With dangerous bowling angling into the batters, Thornton removed a succession of frazzled batters who could only produce edges to wicketkeeper Harry Nielsen.
Agar, similarly, was possessed as he claimed Alex Hales with his first ball before ripping through Thunder’s meek batting order.
Thornton finished the rout with the wickets of Ollie Davies and Brendan Doggett to seal a place in history and continue Strikers’ statement to start the season.
It was a perfect present for Thornton, who will never forget his 26th birthday.
Thunder utterly humiliated
Thunder’s highest scorer was four runs by Doggett, who inside edged a boundary first ball which received a mocking standing ovation from the ashen-faced home faithful.
It felt almost like a video game as Thunder could simply do nothing to counter the bowling. So bad was their batting that it felt like Thunder had a hex placed on them as all they could do was tamely poke edges behind the wicket.
They fell well short of the lowest BBL score of 57 by Melbourne Renegades in 2015
and once they slumped to 6 for 9 the only interest was whether Thunder could pass the lowest T20I score of 21 made by Turkey against Czech Republic in 2019.
Thunder simply froze in one of the worst batting displays surely ever seen.
After such an embarrassment, which will make headlines worldwide, Thunder will somehow need to regroup from this disaster in what looms as a tough task for coach Trevor Bayliss.
Strikers batting needs a lift
Before the carnage, Strikers appeared to have mustered a modest total although it proved more than enough in hindsight. Still they will want to muster a better effort with the bat moving forward. In their season-opening thrashing of Sixers, Strikers, much like last season, relied on big-hitting Short for a fast start.
But he fell for just nine and Strikers never really rallied.
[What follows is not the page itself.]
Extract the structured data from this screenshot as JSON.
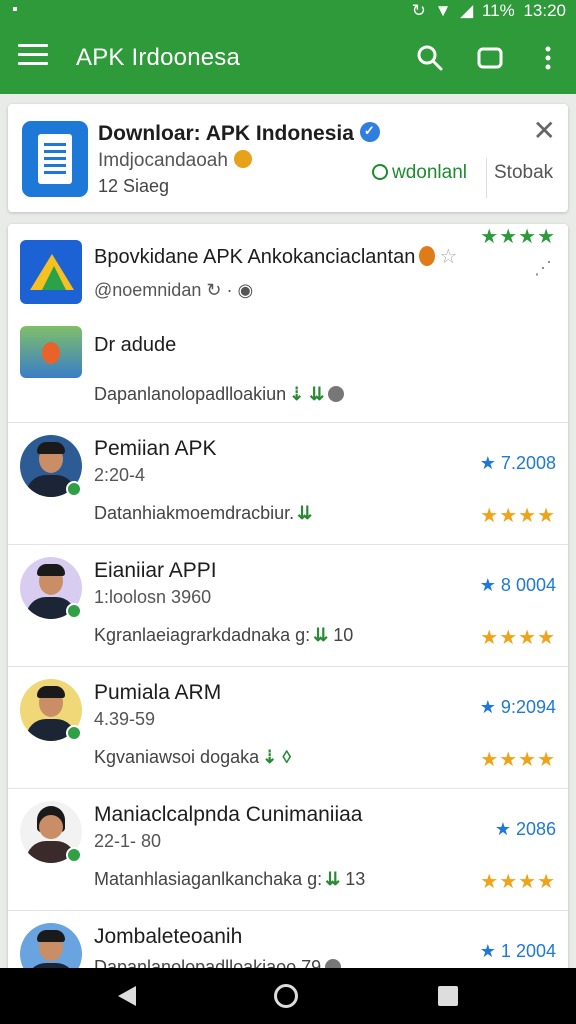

In a bid to add firepower to a fairly sedate batting order, Strikers recruited Chris Lynn and Colin de Grandhomme but they had to firstly dig the team out of a hole at 32 for 3 in the sixth over.
Lynn, especially, curbed his attacking instincts after surviving a huge shout for lbw from Gurinder Sandhu on his first ball faced. They decided to get a move on mid-innings with de Grandhomme whacking two sixes off the spin of Chris Green before Lynn started to open up.
Strangely, as they started to put the foot down, the power surge wasn’t taken and it proved costly with Lynn holing out in the 13th over and de Grandhomme falling later in the same over.
With such a deadly double-strike, Strikers never recovered and finished with a middling total but it didn’t matter.
Farooqi stars again
Let’s end with a positive for Thunder that will be totally forgotten in the wash up.
It’s still very early but Fazalhaq Farooqi
is shaping as the recruit of the season. A late replacement for David Willey, the Afghanistan left-arm quick has picked up five wickets from two games and has an economy rate of just five.
Living up his burgeoning reputation, as he showed during the recent T20 world Cup, Farooqi’s full-length deliveries were almost unplayable as he suffocated Strikers at the death after the key early wicket of Short. He can generate serious pace around 140kph and he’s proving invaluable with his aggressive bowling in the powerplay and at the death.
But it was just a taste of the later carnage.